The animation itself is, overall, impressive to these inexpert eyes, but I will not go as far saying that it is consistently so. Going for a more old-fashioned look is not the problem, nor is the execution in that department; with only a few exceptions the action seems fluid, and the characters are decently expressive. The problem arises when more new-fangled approaches are introduced. The leaves on trees in several shots seem mass-produced from a CG template; they don't look terrible per se, just fake when contrasted with the other vegetation we see in the painterly backgrounds. Much worse is the rendering of flames. These look like they were done in the way one often encounters in low-budget DIY indies, where explosions are clumsily added in post. Mechanical-looking rather than the organic, these flames represent a real backfire (um... no pun intended). To make matters worse, a key
scene involves a house fire. Still, almost as if intentionally compensating for this, all the scenes involving water are stunning, often memorably so.
Arnab Chaudhuri's direction is very solid, and in some of the set pieces it's a lot better than that. The emphasis is on scale throughout, which would be ostentatious or repetitive if it weren't pulled off so spectacularly nearly every time. A chariot race through a massive fortress, pageantry galore, and lots of landscapes dripping with detail... yes, all of this is eye candy but it rarely feels gratuitous. Even when there are outright visual clichés, Chaudhuri somehow manages to make them feel new and energizing. A good example has Arjun striking poses on a lonely mountain peak while a carousel shot captures him from every angle. We've all seen this before, but the combination of the majestic, snow-covered range in the background and the rousing music works wonders nonetheless. As a matter of fact, the score is terrific no matter what it's asked to do, whether that means turning martial arts-style sequences into something resembling dance numbers, or just being big and propulsive.

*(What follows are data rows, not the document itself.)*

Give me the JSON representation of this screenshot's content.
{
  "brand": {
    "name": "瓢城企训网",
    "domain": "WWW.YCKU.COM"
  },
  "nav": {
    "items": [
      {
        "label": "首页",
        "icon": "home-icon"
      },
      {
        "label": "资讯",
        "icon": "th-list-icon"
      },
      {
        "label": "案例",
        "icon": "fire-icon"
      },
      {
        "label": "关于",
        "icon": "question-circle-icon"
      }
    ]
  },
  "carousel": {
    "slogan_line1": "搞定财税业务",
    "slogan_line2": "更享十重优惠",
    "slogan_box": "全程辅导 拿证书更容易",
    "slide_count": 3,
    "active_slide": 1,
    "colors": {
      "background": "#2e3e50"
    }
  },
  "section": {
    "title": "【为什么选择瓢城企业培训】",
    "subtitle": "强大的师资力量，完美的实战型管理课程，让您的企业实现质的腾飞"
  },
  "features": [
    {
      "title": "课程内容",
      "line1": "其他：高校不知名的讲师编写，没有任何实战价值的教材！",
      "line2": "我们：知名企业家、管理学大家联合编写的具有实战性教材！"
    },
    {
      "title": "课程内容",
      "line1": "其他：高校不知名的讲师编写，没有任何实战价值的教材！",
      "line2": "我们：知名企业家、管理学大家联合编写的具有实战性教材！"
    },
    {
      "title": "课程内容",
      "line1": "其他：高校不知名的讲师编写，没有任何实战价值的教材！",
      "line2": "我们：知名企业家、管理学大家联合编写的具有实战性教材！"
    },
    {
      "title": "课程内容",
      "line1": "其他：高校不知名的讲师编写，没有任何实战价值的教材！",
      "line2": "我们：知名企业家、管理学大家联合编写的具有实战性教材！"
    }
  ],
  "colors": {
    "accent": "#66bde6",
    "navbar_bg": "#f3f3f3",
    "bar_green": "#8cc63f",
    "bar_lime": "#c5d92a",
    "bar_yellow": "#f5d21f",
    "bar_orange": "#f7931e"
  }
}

Indeed, the entire film is so determined to present its grandness that it may be easy to miss the many quiet things that take place and all its thoughtful touches. So I guess I'll have to screen Arjun
again at some point -- this time, with kids in attendance.